Spirit Wrestler Gallery (Vancouver, Canada)

Tāne Mahuta • God of the Forest


  • Medium: kauri
  • Size: 24.5 × 10 × 12 inches
  • Reference Code: KC130301

The idea for this work came to me while watching the gymnastics in the 2000 Sydney Olympics. I was fascinated at the suppleness of the gymnasts and the ease in which they contorted their bodies as if they were made from some kind of synthetic material. The grace and precision of their routines although just minutes long, could only be achieved with great strength and flexibility which obviously came from years of specialized training and dedication. That in itself was inspiring and so I put pencil to paper and began designing a piece that would somehow capture these traits.

I finalized a design and was eager to see the sketch translate into 3-dimensional form. After working on the piece for sometime, I then for some unknown reason started to lose momentum and enthusiasm. Now I figure that this was mainly due to the wood itself, firstly not being quite the dimensions I needed and also the structure of the grain was inconsistent making it difficult to carve. I set the piece aside to work on something else and endeavored to rework it later when my mind was fresh again.

A few months went by and the piece got pushed further into the corner of the workshop and eventually became out of sight and therefore out of mind. Occasionally the thought of finishing it briefly came to my attention however I always seemed to other things to do, and so it remained half done and sat gathering dust in the corner.

Twelve years later Nigel Reading from the Spirit Wrestler Gallery came and stayed with me at my home in Rotorua and we discussed possible ideas for the Wero exhibition. Nigel spotted the piece in the shed and at that time my family and I were only weeks away from moving to Australia. He said to me “I really like that piece, it’s got good form and real potential. Why don’t you take that with you and finish it so that you have something to work on when you get there” and so that is exactly what I did.

Australia has lots of nasty creatures that will either bite or sting and in some cases can be deadly. The size of some of the insects is quite unbelievable and I found this out one morning walking down my street when I came across a massive grasshopper on the neighbour’s fence. Amazed at its size I stood and studied it for a while and then thought to myself “wow! that looks like my carving and so from that day it’s had the nickname Grasshopper.” The grasshopper encounter actually helped me to visualize the overall look of the piece and inspired the surface patterns and colours I would then use.

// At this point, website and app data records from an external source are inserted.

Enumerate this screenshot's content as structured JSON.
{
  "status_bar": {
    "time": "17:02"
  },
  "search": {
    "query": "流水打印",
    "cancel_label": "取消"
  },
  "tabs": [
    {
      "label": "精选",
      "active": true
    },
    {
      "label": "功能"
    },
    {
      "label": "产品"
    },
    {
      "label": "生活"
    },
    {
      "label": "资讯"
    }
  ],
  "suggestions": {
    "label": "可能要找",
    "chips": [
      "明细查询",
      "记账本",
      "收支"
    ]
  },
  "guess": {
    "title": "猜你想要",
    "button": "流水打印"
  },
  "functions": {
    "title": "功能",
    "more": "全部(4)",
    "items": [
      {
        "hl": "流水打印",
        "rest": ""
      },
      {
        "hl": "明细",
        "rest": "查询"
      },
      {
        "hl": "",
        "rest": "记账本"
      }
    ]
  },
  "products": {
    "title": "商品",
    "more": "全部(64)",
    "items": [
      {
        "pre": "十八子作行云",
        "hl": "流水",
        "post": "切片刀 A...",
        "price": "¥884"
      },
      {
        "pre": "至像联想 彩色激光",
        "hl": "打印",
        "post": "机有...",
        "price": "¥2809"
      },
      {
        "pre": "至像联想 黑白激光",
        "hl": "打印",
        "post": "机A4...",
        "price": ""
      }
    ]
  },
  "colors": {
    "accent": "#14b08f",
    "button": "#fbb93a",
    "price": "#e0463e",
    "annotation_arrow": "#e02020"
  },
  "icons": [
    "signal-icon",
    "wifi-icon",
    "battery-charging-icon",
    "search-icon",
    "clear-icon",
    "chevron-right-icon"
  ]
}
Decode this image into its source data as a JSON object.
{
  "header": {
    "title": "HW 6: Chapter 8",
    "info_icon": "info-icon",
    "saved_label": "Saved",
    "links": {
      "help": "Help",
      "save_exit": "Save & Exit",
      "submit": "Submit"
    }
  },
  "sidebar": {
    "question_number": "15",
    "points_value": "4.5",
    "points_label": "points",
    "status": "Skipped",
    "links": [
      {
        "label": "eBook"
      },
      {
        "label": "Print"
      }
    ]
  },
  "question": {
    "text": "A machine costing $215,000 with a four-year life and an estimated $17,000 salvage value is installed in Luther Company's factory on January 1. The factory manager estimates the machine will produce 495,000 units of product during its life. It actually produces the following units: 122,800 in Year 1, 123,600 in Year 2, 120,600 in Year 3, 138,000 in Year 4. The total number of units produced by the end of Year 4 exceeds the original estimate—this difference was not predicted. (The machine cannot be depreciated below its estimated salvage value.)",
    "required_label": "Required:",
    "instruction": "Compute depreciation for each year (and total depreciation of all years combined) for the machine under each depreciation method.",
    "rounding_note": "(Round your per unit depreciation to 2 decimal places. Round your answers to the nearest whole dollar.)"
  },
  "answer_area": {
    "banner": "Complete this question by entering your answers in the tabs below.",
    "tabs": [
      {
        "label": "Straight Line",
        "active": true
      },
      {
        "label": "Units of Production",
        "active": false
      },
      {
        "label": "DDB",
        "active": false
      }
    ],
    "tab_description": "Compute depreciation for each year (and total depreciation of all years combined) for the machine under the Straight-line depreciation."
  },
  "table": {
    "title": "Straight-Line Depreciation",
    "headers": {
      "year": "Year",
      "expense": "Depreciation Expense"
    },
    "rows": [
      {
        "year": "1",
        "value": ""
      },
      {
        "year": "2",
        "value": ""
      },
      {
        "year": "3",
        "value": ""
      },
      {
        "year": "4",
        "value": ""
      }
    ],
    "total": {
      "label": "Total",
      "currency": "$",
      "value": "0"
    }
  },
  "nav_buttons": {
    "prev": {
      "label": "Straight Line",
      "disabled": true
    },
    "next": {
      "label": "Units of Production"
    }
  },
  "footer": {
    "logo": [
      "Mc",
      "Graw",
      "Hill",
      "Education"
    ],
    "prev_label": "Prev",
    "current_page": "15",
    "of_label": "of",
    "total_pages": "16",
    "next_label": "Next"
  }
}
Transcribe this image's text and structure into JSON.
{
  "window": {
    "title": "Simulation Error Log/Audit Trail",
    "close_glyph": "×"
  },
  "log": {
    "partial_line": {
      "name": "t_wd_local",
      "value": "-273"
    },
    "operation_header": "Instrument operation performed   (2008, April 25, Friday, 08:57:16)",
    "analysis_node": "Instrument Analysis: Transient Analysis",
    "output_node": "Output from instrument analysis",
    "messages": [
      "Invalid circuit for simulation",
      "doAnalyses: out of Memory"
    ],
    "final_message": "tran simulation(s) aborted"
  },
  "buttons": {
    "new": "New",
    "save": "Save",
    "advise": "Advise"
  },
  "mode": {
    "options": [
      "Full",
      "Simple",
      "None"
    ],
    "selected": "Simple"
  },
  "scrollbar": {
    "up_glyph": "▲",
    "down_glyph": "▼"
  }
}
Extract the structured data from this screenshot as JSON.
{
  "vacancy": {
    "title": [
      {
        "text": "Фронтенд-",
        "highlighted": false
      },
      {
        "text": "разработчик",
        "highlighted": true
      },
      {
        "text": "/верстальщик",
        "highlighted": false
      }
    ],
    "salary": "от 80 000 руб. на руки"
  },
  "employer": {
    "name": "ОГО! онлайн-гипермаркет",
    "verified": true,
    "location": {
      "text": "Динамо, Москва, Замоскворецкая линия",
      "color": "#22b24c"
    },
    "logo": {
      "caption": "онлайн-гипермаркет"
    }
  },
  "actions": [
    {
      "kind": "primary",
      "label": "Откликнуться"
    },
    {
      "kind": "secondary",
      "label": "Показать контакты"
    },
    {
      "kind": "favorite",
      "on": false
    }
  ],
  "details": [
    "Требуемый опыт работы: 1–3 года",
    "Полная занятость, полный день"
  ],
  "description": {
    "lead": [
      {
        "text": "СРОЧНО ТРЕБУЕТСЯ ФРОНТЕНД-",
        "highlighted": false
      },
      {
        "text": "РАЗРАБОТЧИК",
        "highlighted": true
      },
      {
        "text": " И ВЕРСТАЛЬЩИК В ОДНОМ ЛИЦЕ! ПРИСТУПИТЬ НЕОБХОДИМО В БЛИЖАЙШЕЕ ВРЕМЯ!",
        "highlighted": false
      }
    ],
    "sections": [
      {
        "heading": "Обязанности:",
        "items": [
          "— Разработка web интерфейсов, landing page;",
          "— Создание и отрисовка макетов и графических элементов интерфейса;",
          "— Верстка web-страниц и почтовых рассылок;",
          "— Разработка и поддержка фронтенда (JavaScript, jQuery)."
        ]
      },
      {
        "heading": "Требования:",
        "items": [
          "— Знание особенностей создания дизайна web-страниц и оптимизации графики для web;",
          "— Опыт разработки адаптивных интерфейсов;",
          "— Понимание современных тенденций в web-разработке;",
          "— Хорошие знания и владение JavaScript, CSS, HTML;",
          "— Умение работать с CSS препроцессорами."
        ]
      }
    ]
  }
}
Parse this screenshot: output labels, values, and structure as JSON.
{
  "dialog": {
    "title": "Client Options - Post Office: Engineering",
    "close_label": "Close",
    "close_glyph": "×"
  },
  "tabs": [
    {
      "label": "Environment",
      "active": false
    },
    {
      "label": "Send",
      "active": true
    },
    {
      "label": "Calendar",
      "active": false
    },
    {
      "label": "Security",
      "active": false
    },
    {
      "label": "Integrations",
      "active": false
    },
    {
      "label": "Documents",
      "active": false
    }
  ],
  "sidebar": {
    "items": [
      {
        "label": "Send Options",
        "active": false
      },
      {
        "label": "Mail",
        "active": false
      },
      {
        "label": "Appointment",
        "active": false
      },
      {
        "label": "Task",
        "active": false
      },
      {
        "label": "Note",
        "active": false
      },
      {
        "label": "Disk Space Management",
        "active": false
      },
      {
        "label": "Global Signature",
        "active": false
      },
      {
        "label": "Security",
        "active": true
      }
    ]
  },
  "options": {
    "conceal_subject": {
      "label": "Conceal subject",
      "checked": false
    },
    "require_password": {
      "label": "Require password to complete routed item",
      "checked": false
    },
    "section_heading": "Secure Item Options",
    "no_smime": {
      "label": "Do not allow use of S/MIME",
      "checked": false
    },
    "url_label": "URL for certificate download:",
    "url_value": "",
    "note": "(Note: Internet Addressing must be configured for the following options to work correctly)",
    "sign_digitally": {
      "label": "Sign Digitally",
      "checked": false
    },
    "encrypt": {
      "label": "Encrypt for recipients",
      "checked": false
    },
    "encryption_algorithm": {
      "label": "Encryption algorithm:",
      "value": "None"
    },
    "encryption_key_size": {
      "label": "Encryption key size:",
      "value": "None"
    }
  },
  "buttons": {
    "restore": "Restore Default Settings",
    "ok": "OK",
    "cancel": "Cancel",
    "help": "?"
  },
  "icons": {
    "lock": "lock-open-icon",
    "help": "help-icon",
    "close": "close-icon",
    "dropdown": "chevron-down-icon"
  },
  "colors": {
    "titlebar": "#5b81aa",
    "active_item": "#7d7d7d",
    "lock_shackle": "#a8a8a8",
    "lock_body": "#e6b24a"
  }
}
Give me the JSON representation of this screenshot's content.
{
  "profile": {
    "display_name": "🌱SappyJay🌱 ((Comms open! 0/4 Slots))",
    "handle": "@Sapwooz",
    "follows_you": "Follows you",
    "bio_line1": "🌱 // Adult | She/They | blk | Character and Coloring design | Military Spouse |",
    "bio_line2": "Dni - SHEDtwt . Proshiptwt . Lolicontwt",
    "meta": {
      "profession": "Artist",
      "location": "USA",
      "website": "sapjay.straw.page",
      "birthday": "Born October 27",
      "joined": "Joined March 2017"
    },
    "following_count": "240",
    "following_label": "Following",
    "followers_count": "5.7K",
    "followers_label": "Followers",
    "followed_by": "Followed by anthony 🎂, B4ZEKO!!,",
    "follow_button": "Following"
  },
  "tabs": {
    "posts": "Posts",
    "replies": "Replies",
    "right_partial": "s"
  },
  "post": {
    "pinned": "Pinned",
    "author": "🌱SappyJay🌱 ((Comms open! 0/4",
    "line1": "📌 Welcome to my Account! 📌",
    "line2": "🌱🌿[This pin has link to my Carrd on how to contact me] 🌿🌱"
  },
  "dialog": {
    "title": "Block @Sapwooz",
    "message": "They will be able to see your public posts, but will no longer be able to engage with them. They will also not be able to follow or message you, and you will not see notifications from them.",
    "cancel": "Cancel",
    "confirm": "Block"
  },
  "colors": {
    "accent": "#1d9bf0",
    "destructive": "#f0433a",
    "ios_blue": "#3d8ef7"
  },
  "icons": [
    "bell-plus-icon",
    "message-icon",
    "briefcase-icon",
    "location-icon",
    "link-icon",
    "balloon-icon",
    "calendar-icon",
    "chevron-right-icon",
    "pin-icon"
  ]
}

When I completed the piece I sat it on the workbench and thought back to the original concept and how the journey it took over all that time had quite literally transformed the sculpture into what was there in front of me. I could see in it an array of references that had inspired or influenced me over the twelve years it took to mature. I could even see how I had resolved and improved certain aspects as I developed as an artist over that period. Such an interesting story and the fact that it described a big chunk of my carving career warranted a special title. Normally the concept and title of an artwork comes to you at the beginning but because this work was unique in that it evolved and transformed over such a long period of time from its original concept I had to think carefully about it.

I finally came up with the title Tāne who in Māori ideology is god of the forest. He is responsible for all trees, birds and insect life that make up Aotearoa’s magnificent wilderness. This I felt was a fitting name that best described the finished form and all it entailed.

—Todd Couper

Todd Couper

Todd Couper


Ngāti Kahungunu

(1974- )

Todd attended Te Aute Boys College in Hawkes Bay from 1987 to 1991 and quickly excelled in art. In 1995, he completed the Diploma of Art, Craft and Māori Design at Waiariki Institute of Technology in Rotorua; he majored in woodcarving/sculpture and graduated with honours. It was during this time that he met Roi Toia, who was teaching there. Roi, impressed with his talent, invited Todd to apprentice with him. They continue to work together, but Todd has forged his own style and direction in carving, with commissioned pieces residing in collections in the United States, Canada, Australia and the Netherlands. He participated in Kiwa: Pacific Connections (2003) in Vancouver, Canada.